The battle for control of Congress – both the House and the Senate – is coming down to a dwindling number of key races, with Democrats dashing Republicans’ hopes for a red wave and both parties hanging onto hopes of winning narrow majorities.
Republicans began the night with a rout in Florida, where Gov. Ron DeSantis won heavily Latino, historically Democratic regions on his way to a blowout victory that could serve as a launch pad for a 2024 presidential run.
But in the hours that have followed, Democrats have fought back. In Pennsylvania, Democratic Lt. Gov. John Fetterman defeated Republican Mehmet Oz for the seat of retiring Republican Sen. Pat Toomey.
Meanwhile, the battle for the House majority – one that favored Republicans, who expected to benefit from high inflation, historical trends and friendly new district lines after 2021’s redistricting – remains unsettled.
Here are some key takeaways as votes continue to be counted in key races:
Democrats go a long way to protecting their Senate majority: Republicans were not shy about the importance of Pennsylvania’s Senate race: “This is a must-win race. We believe if we win Pennsylvania, we win the majority,” said Steven Law, president of the preeminent Republican Senate super PAC. Early on Wednesday morning, CNN projected that Fetterman would be the next senator from Pennsylvania, defeating Oz in the most expensive and high stakes Senate campaign in the country. Fetterman’s win was a thunderclap for Democrats.

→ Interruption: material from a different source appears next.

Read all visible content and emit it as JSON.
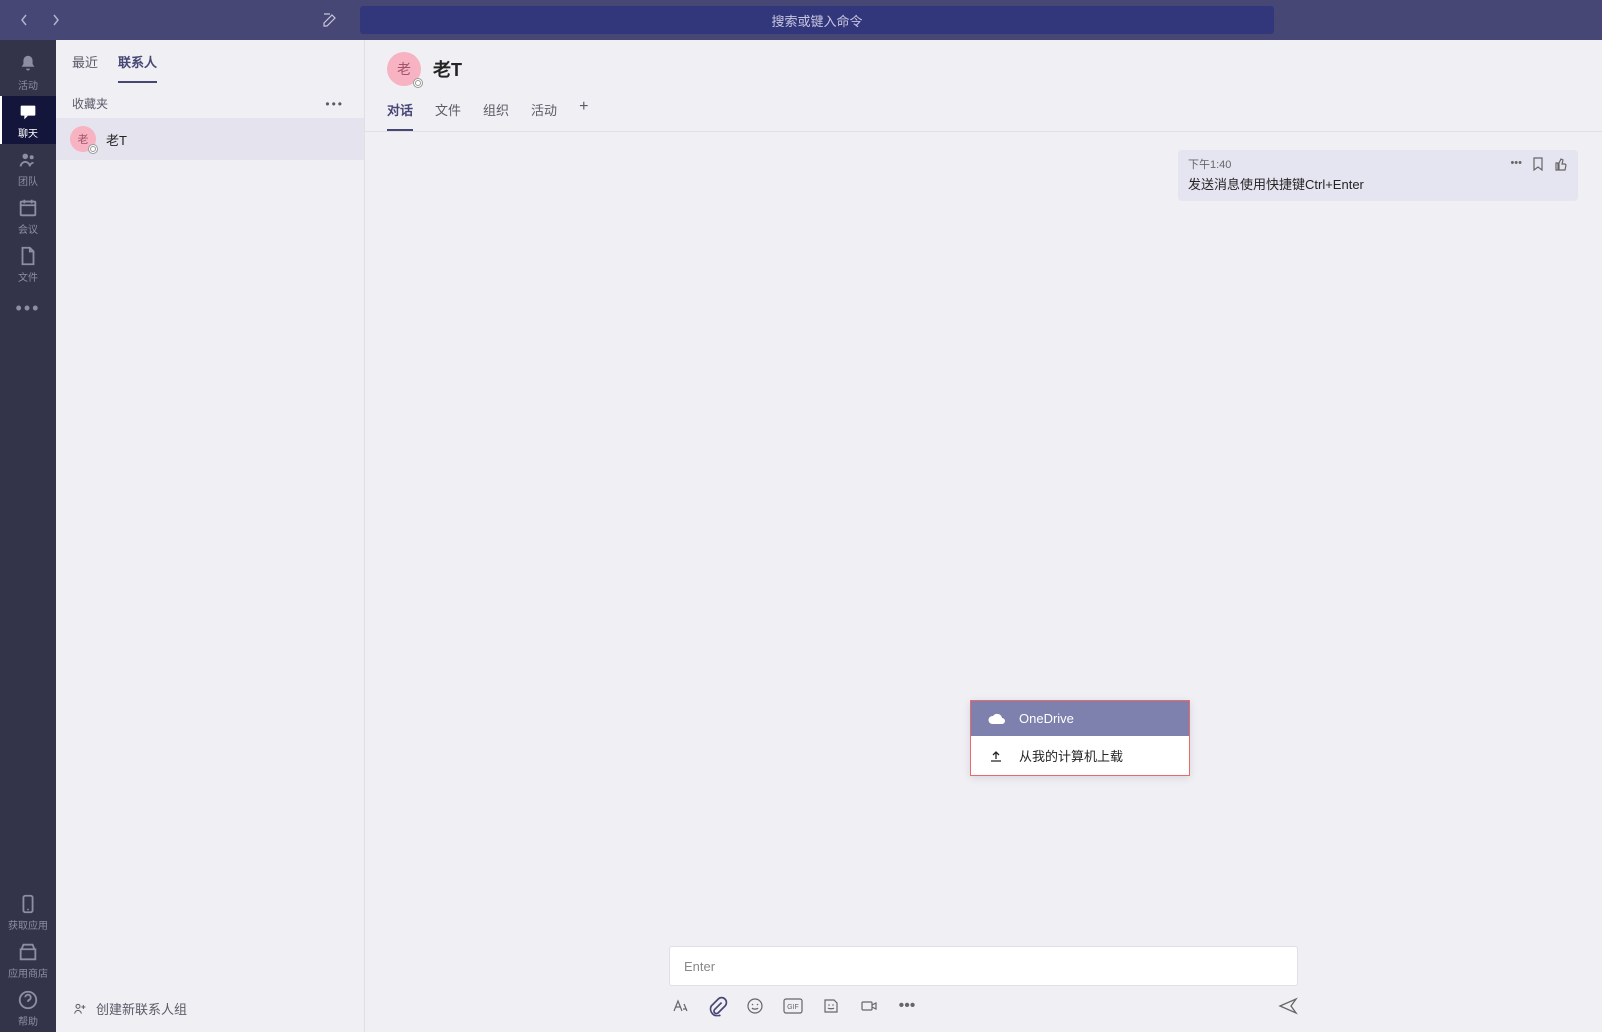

Democrats and the suburbs: Suburban areas across the country went a long way to helping Democrats avoid a significant red wave. Republicans may still win the House, but if the 2022 election was going to be a red wave, it was likely to come through suburban victories that have not materialized yet. Republicans did score some suburban victories – CNN projected Brandon Ogles the winner in a district around Nashville, Tom Kean Jr. winning in a suburban New Jersey district and Rich McCormick the victor in a district that included Atlanta’s northern suburbs – but it was their defeats that spoke volumes about the size of the GOP wave.
Virginia’s split decision offers early signals: Three Democratic-controlled House races in Virginia were widely viewed as an early warning signal of the night’s results. Democrats held seats in two Virginia districts Biden won in 2020. CNN projected that Democratic Jennifer Wexton won her reelection bid in Virginia’s 10th District. In an even more competitive race, CNN projected Rep. Abigail Spanberger also won reelection in Virginia’s 7th District. But Democrats lost in southeastern Virginia, with CNN projecting that Republican state Sen. Jen Kiggans defeated Democratic Rep. Elaine Luria.
Another Jan. 6 committee member loses: Luria, a member of the House select committee investigating the Jan. 6 attack on the Capitol, lost her Virginia Beach-based House seat, CNN projected. She had defeated former GOP Rep. Scott Taylor in 2018 and 2020. But the district had become slightly more favorable ground for Republicans in redistricting: Biden carried the previous version by 5 points, and would have lost the new district by 2 points.
DeSantis and 2024: Gov. Ron DeSantis led a dominant Republican ticket in Florida – delivering historic margins in Democratic territory in his victory over Democratic Rep. Charlie Crist on a night that provides him a powerful argument if he seeks the GOP’s 2024 presidential nomination. The easy wins by DeSantis, who led by nearly 20 percentage points with 92% of the estimated vote counted, and Sen. Marco Rubio, who was 17 points up, were enough to cast doubt on Florida’s status as a national bellwether.
GOP makes gains with Latinos in Florida: Republicans hoped to build on Trump’s inroads among Latino voters in 2020, a trend that could reshape the political landscapes in several swing states if it continues. The strongest early signal that the GOP had continued to make gains came in Miami-Dade County, home to a large Cuban population. But it’ll take a while to fully gauge whether those GOP gains take place outside of Florida.
Win for abortion rights: In Michigan, Democratic Gov. Gretchen Whitmer – who staked her reelection campaign on her successful efforts to block the enforcement of the state’s 1931 law banning abortion in almost all instances – defeated Republican challenger Tudor Dixon, who had waged a campaign focused on cultural battles. Michigan voters also approved a Whitmer-backed amendment to the state’s constitution that will scrap that 1931 law and guarantee abortion rights. Voters in California and Vermont also green-lit constitutional amendments enshrining abortion rights.
A night of firsts: Up and down the ballot, in red states and blue, candidates from both parties are celebrating pathbreaking victories. Read about some of them here.